> [YOUR ASSIGNMENT] Where a line of the following data contains the string "title", include it in the tally. Report the total alone.

> [RECORDS PROVIDED]

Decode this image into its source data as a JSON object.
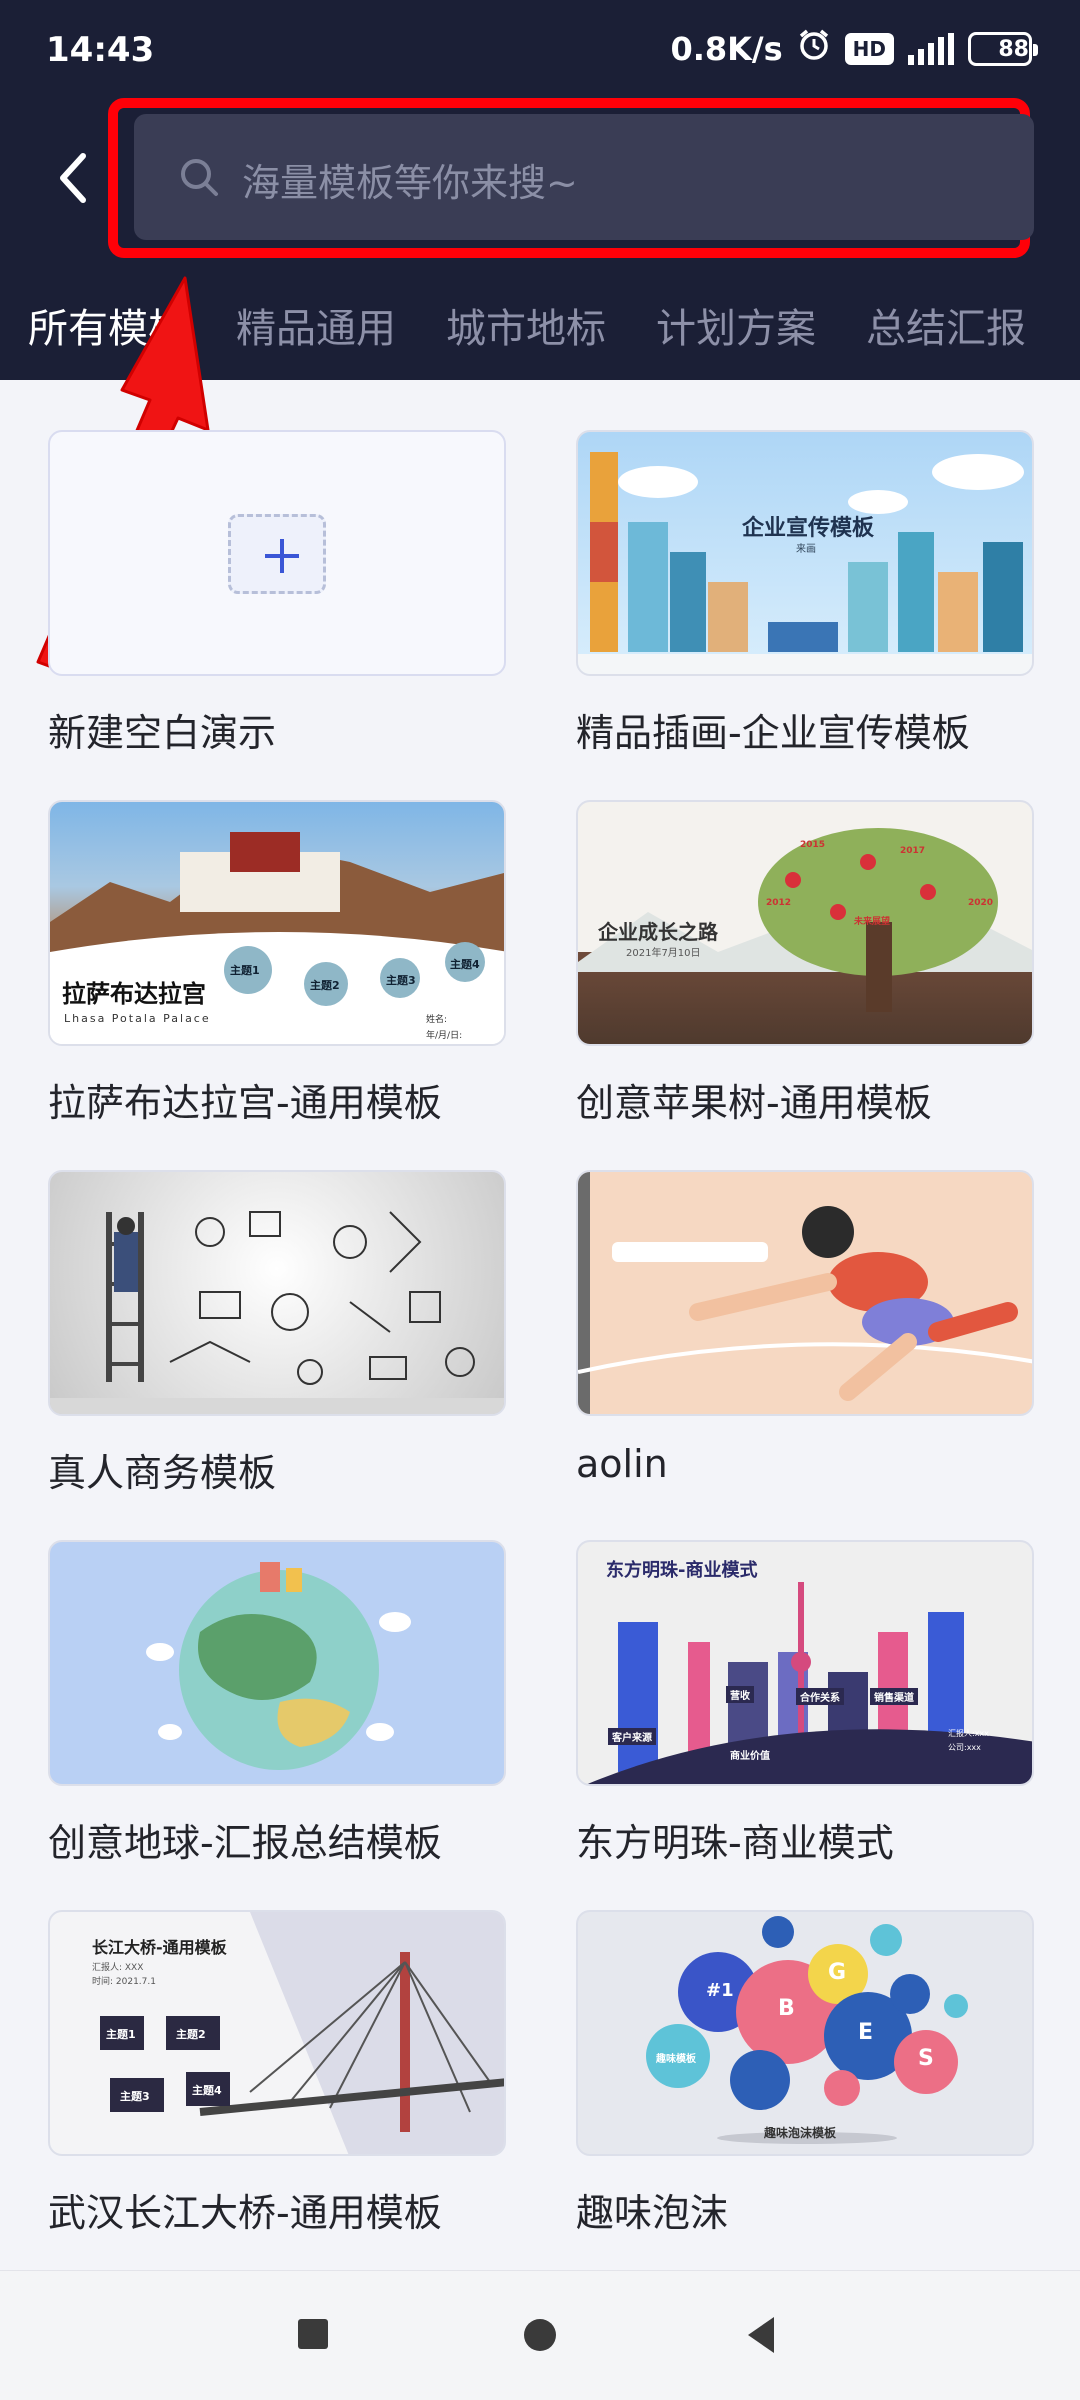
{
  "status_bar": {
    "time": "14:43",
    "network_speed": "0.8K/s",
    "hd_badge": "HD",
    "battery_level": "88",
    "icons": [
      "alarm-icon",
      "hd-icon",
      "signal-icon",
      "battery-icon"
    ]
  },
  "search": {
    "placeholder": "海量模板等你来搜~",
    "icon": "search-icon",
    "highlight_color": "#ff0008"
  },
  "tabs": [
    {
      "label": "所有模板",
      "active": true
    },
    {
      "label": "精品通用",
      "active": false
    },
    {
      "label": "城市地标",
      "active": false
    },
    {
      "label": "计划方案",
      "active": false
    },
    {
      "label": "总结汇报",
      "active": false
    }
  ],
  "templates": [
    {
      "title": "新建空白演示",
      "thumb_text": []
    },
    {
      "title": "精品插画-企业宣传模板",
      "thumb_text": [
        "企业宣传模板",
        "来画"
      ]
    },
    {
      "title": "拉萨布达拉宫-通用模板",
      "thumb_text": [
        "拉萨布达拉宫",
        "Lhasa Potala Palace",
        "主题1",
        "主题2",
        "主题3",
        "主题4",
        "姓名:",
        "年/月/日:"
      ]
    },
    {
      "title": "创意苹果树-通用模板",
      "thumb_text": [
        "企业成长之路",
        "2021年7月10日",
        "2015",
        "2017",
        "2012",
        "2020",
        "未来展望"
      ]
    },
    {
      "title": "真人商务模板",
      "thumb_text": []
    },
    {
      "title": "aolin",
      "thumb_text": []
    },
    {
      "title": "创意地球-汇报总结模板",
      "thumb_text": []
    },
    {
      "title": "东方明珠-商业模式",
      "thumb_text": [
        "东方明珠-商业模式",
        "客户来源",
        "营收",
        "合作关系",
        "销售渠道",
        "商业价值",
        "汇报人:xxx",
        "公司:xxx"
      ]
    },
    {
      "title": "武汉长江大桥-通用模板",
      "thumb_text": [
        "长江大桥-通用模板",
        "汇报人: XXX",
        "时间: 2021.7.1",
        "主题1",
        "主题2",
        "主题3",
        "主题4"
      ]
    },
    {
      "title": "趣味泡沫",
      "thumb_text": [
        "#1",
        "B",
        "G",
        "E",
        "S",
        "趣味模板",
        "趣味泡沫模板"
      ]
    }
  ],
  "colors": {
    "header_bg": "#1b1f36",
    "search_bg": "#3a3d55",
    "accent_red": "#ff0008",
    "page_bg": "#f3f4f9"
  },
  "nav": [
    "recents-square-icon",
    "home-circle-icon",
    "back-triangle-icon"
  ]
}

> [ANSWER SECTION] 10